First China mocked Trump's unsolicited tariff delay "olive branch" as evidence that the US is now losing the trade war. Now, the Asian superpower has also made it clear that the proposed delay - which came out of the blue and was not made in exchange for any concessions from Beijing - will be too little, too late, and that if Trump hopes China will resume agricultural imports from the US simply in exchange for the 2.5 month delay in imposing the new Chinese import tariffs, he will be waiting for a long time.
As a reminder, yesterday in his tariff delay takeaway note, Standard Chartered's Steven Englander said that in his view, "the US will expect China to reciprocate by buying US agricultural products in the coming weeks."
Alas, as Global Times editor in chief and legendary twitter troll, Hu Xijin made clear moments ago (on twitter, of course), such a reciprocal action won't be coming, and instead China will be demanding that Trump revert back to the Osaka G-20 "ceasefire" which means scrapping the newly proposed tariffs entirely, for negotiations to resume as "the Chinese side requests that both sides respect the consensus reached at Osaka summit, which is removing all additional tariffs, not delaying some", to wit:
As far as I know, the Chinese side requests that both sides respect the consensus reached at Osaka summit, which is removing all additional tariffs, not delaying some. I doubt Chinese side will resume large-scale purchase of US farm products under current circumstances.
So if Trump is expecting Beijing - as a token of its appreciation - to resume importing US agri products in coming weeks, he will not only be disappointed, but will most likely respond with even harsher measures at what he sees as China's "irrational" obstinacy.
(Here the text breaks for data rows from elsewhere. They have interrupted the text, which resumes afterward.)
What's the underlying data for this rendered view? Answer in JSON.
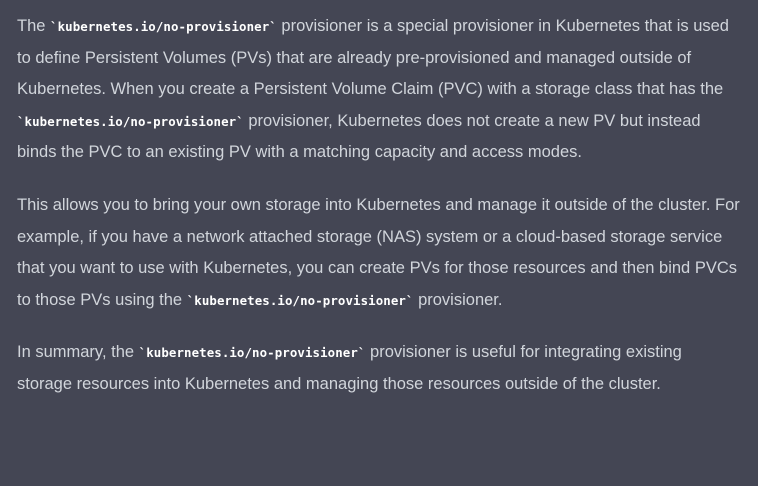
{
  "response": {
    "paragraphs": [
      {
        "segments": [
          "The ",
          "`kubernetes.io/no-provisioner`",
          " provisioner is a special provisioner in Kubernetes that is used to define Persistent Volumes (PVs) that are already pre-provisioned and managed outside of Kubernetes. When you create a Persistent Volume Claim (PVC) with a storage class that has the ",
          "`kubernetes.io/no-provisioner`",
          " provisioner, Kubernetes does not create a new PV but instead binds the PVC to an existing PV with a matching capacity and access modes."
        ]
      },
      {
        "segments": [
          "This allows you to bring your own storage into Kubernetes and manage it outside of the cluster. For example, if you have a network attached storage (NAS) system or a cloud-based storage service that you want to use with Kubernetes, you can create PVs for those resources and then bind PVCs to those PVs using the ",
          "`kubernetes.io/no-provisioner`",
          " provisioner."
        ]
      },
      {
        "segments": [
          "In summary, the ",
          "`kubernetes.io/no-provisioner`",
          " provisioner is useful for integrating existing storage resources into Kubernetes and managing those resources outside of the cluster."
        ]
      }
    ]
  },
  "colors": {
    "background": "#444654",
    "text": "#d1d5db",
    "code": "#ffffff"
  }
}
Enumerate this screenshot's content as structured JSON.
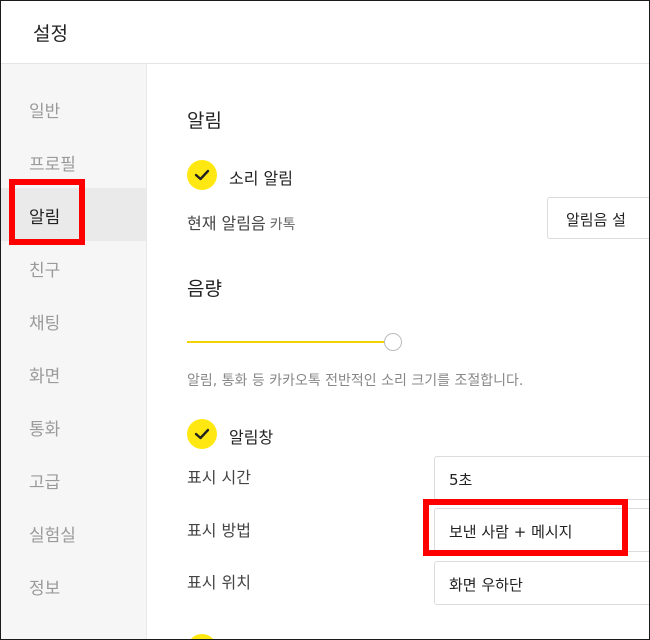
{
  "window": {
    "title": "설정"
  },
  "sidebar": {
    "items": [
      {
        "label": "일반",
        "active": false
      },
      {
        "label": "프로필",
        "active": false
      },
      {
        "label": "알림",
        "active": true
      },
      {
        "label": "친구",
        "active": false
      },
      {
        "label": "채팅",
        "active": false
      },
      {
        "label": "화면",
        "active": false
      },
      {
        "label": "통화",
        "active": false
      },
      {
        "label": "고급",
        "active": false
      },
      {
        "label": "실험실",
        "active": false
      },
      {
        "label": "정보",
        "active": false
      }
    ]
  },
  "notifications": {
    "section_title": "알림",
    "sound_checkbox": {
      "label": "소리 알림",
      "checked": true
    },
    "current_sound": {
      "label": "현재 알림음",
      "value": "카톡",
      "button_label": "알림음 설"
    }
  },
  "volume": {
    "section_title": "음량",
    "level": 0.98,
    "description": "알림, 통화 등 카카오톡 전반적인 소리 크기를 조절합니다."
  },
  "popup": {
    "checkbox": {
      "label": "알림창",
      "checked": true
    },
    "display_time": {
      "label": "표시 시간",
      "value": "5초"
    },
    "display_method": {
      "label": "표시 방법",
      "value": "보낸 사람 + 메시지"
    },
    "display_position": {
      "label": "표시 위치",
      "value": "화면 우하단"
    }
  },
  "colors": {
    "accent": "#ffe812",
    "highlight": "#ff0000"
  }
}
In other words, it's only a matter of time before the trade war returns front and center, in its most violent iteration to date.
Not surprisingly, the market seems to agree.